  • Now that your experiment works, you are ready to set up an online study in which you will embed the experiment.

  • Look at the functions on the left, and select "Create a survey"

  • Call it "simon_survey"

Watch the video (3 minutes) on how to setup the first parts of an online study.

Start with questions and test survey

  • In the top box is the code of the survey.

  • Each question item consists of a few lines, and there is a lot of documentation

  • Think about the things you want to know from your participants

  • At the very least, you want to know the age

  • You also need to setup the introduction/welcome screen

  • You need to make the study "online"

  • You need to compile and test the survey

The "save" button of the survey code will turn yellow when the code has not been saved. You don’t want to loose your code!
Watch the video (5 minutes) on how start entering questions of the online questionnaire in which the experiment will be embedded.

Finish survey

  • We add a couple of questions from the survey-library

  • Embed the experiment

  • Compile and test run

  • Move to real data collection mode

  • Ready to ask your participants!

Watch the video (5 minutes) to see how the experiment is embedded in the online questionnaire.

Like the code for the experiment, you can see the actual code of the survey, just for reference.
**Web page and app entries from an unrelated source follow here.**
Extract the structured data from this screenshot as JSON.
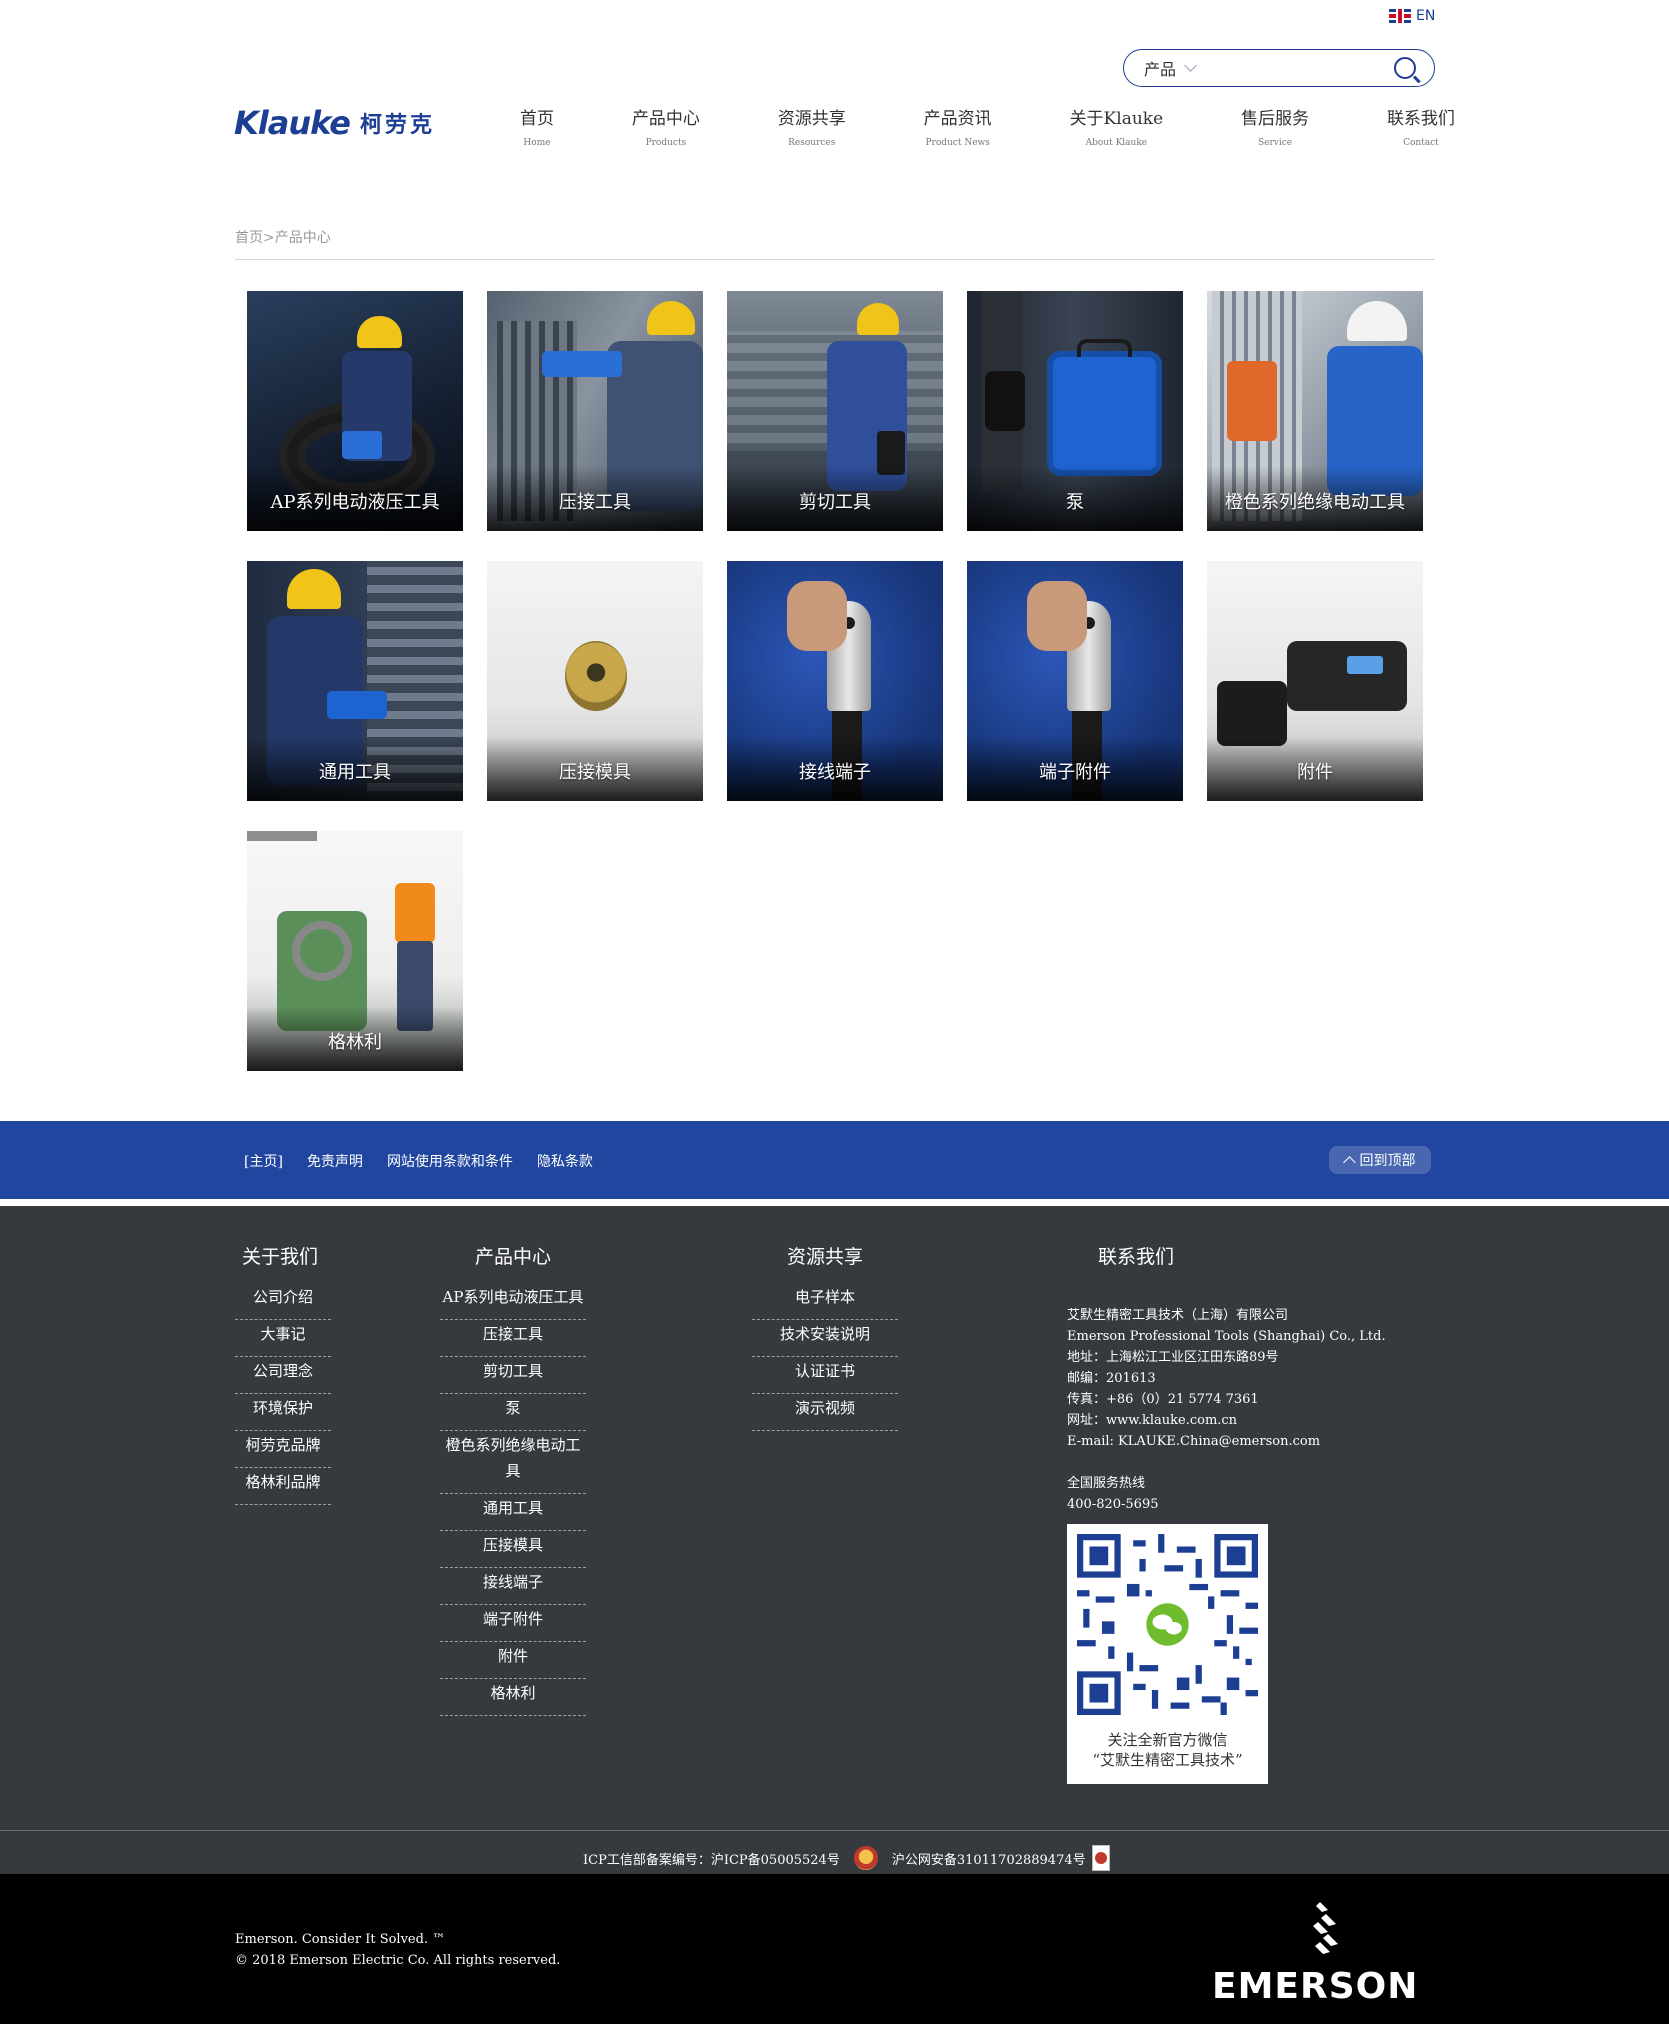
{
  "header": {
    "lang": "EN",
    "search": {
      "category": "产品",
      "placeholder": ""
    },
    "logo": {
      "en": "Klauke",
      "cn": "柯劳克"
    },
    "nav": [
      {
        "cn": "首页",
        "en": "Home"
      },
      {
        "cn": "产品中心",
        "en": "Products"
      },
      {
        "cn": "资源共享",
        "en": "Resources"
      },
      {
        "cn": "产品资讯",
        "en": "Product News"
      },
      {
        "cn": "关于Klauke",
        "en": "About Klauke"
      },
      {
        "cn": "售后服务",
        "en": "Service"
      },
      {
        "cn": "联系我们",
        "en": "Contact"
      }
    ]
  },
  "breadcrumb": "首页>产品中心",
  "products": [
    "AP系列电动液压工具",
    "压接工具",
    "剪切工具",
    "泵",
    "橙色系列绝缘电动工具",
    "通用工具",
    "压接模具",
    "接线端子",
    "端子附件",
    "附件",
    "格林利"
  ],
  "bluebar": {
    "links": [
      "[主页]",
      "免责声明",
      "网站使用条款和条件",
      "隐私条款"
    ],
    "back_to_top": "回到顶部"
  },
  "footer": {
    "about": {
      "title": "关于我们",
      "items": [
        "公司介绍",
        "大事记",
        "公司理念",
        "环境保护",
        "柯劳克品牌",
        "格林利品牌"
      ]
    },
    "products": {
      "title": "产品中心",
      "items": [
        "AP系列电动液压工具",
        "压接工具",
        "剪切工具",
        "泵",
        "橙色系列绝缘电动工具",
        "通用工具",
        "压接模具",
        "接线端子",
        "端子附件",
        "附件",
        "格林利"
      ]
    },
    "resources": {
      "title": "资源共享",
      "items": [
        "电子样本",
        "技术安装说明",
        "认证证书",
        "演示视频"
      ]
    },
    "contact": {
      "title": "联系我们",
      "company_cn": "艾默生精密工具技术（上海）有限公司",
      "company_en": "Emerson Professional Tools (Shanghai) Co., Ltd.",
      "address": "地址：上海松江工业区江田东路89号",
      "postcode": "邮编：201613",
      "fax": "传真：+86（0）21 5774 7361",
      "website": "网址：www.klauke.com.cn",
      "email": "E-mail: KLAUKE.China@emerson.com",
      "hotline_label": "全国服务热线",
      "hotline": "400-820-5695",
      "qr_caption_1": "关注全新官方微信",
      "qr_caption_2": "“艾默生精密工具技术”"
    }
  },
  "icp": {
    "text": "ICP工信部备案编号：沪ICP备05005524号",
    "police": "沪公网安备31011702889474号"
  },
  "bottom": {
    "slogan": "Emerson. Consider It Solved. ™",
    "copyright": "© 2018 Emerson Electric Co. All rights reserved.",
    "brand": "EMERSON"
  },
  "colors": {
    "brand_blue": "#1c3f94",
    "bar_blue": "#2146a0",
    "footer_dark": "#363a3e"
  }
}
Each line of code is further described in the videos.

l: age
t: textline
q: How old are you?
- {min=18,max=100} Enter your age

scale: side
- {score=-100} Always left
- {score=-50} Usually left
- {score=0} Both equally
- {score=50} Usually right
- {score=100} Always right
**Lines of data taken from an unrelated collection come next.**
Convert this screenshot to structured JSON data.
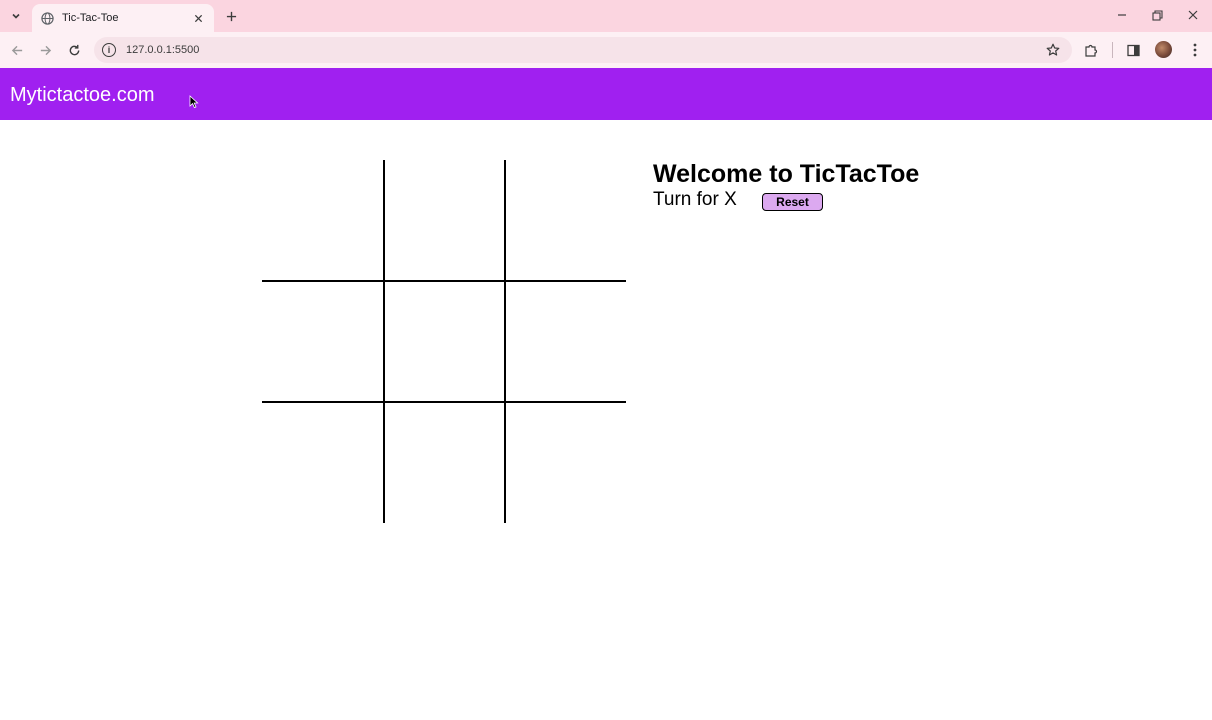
{
  "browser": {
    "tab_title": "Tic-Tac-Toe",
    "url": "127.0.0.1:5500",
    "tab_close_icon": "close-icon",
    "new_tab_icon": "plus-icon"
  },
  "page": {
    "brand": "Mytictactoe.com",
    "heading": "Welcome to TicTacToe",
    "turn_text": "Turn for X",
    "reset_label": "Reset"
  },
  "board": {
    "cells": [
      "",
      "",
      "",
      "",
      "",
      "",
      "",
      "",
      ""
    ]
  },
  "colors": {
    "navbar": "#a020f0",
    "reset_button": "#dca9f0",
    "chrome": "#fbd5e0"
  }
}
l: questions
t: scale side
o: width 20%
q: Please indicate your preferences in the use of hands in the following activities or objects
- Writing
- Throwing
- Toothbrush
- Spoon

l: score
t: set
- mean $questions

l: simonexperiment
t: experiment
- simon

Step 8. Analyze data

Once you are finished collecting data, you want to analyze your data.

Make sure your experiment analysis is set

  • The system needs to know which block of data you want to include (e.g., you are likely not interested in the training block), etc.

Watch the video (1.5 minute) on how to get ready for data analysis of all participants in your study.

Download your data

Once your participants have done the experiment, you are ready to get your data from the server.

Watch the video (3 minutes) to see how to download data, and what the files in the files are
There is an option to include data files in an SPSS compatible format, making is very easy to get your data into SPSS.
Watch the video (3 minutes) on understanding the download process and the meaning of the individual files in the download.

Open your data file in SPSS

In this section, we are going to analyze the data with SPSS. It is assumed that you have installed SPSS, which is popular in psychology teaching. Of course, the data are in a generic format and can be analyzed with any stats program.

Watch the video (8 minutes) on how to import and analyze your PsyToolkit dataset in SPSS.

And that is it

Hopefully, this helps you to set up your own study. If you still have questions, just let me know via email.